Could you copy every line of the data that contains "getHash"?
[Opening DATA SUPPLIED section]
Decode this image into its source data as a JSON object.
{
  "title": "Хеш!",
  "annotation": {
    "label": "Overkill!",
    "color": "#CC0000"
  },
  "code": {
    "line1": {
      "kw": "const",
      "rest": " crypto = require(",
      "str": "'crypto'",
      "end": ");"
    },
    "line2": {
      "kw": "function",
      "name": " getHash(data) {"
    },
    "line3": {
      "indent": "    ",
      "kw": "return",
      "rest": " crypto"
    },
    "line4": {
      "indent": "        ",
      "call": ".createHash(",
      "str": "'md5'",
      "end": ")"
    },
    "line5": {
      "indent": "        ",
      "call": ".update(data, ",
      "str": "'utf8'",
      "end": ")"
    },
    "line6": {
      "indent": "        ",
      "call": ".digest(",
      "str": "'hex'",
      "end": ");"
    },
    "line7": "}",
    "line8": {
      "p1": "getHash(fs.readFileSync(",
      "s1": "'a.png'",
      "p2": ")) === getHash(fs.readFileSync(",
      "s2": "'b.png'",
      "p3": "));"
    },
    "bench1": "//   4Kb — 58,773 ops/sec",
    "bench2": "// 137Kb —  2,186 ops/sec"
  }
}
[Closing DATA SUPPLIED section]
*ANSWER FOR THE TASK*.
      "name": " getHash(data) {"
      "p1": "getHash(fs.readFileSync(",
      "p2": ")) === getHash(fs.readFileSync(",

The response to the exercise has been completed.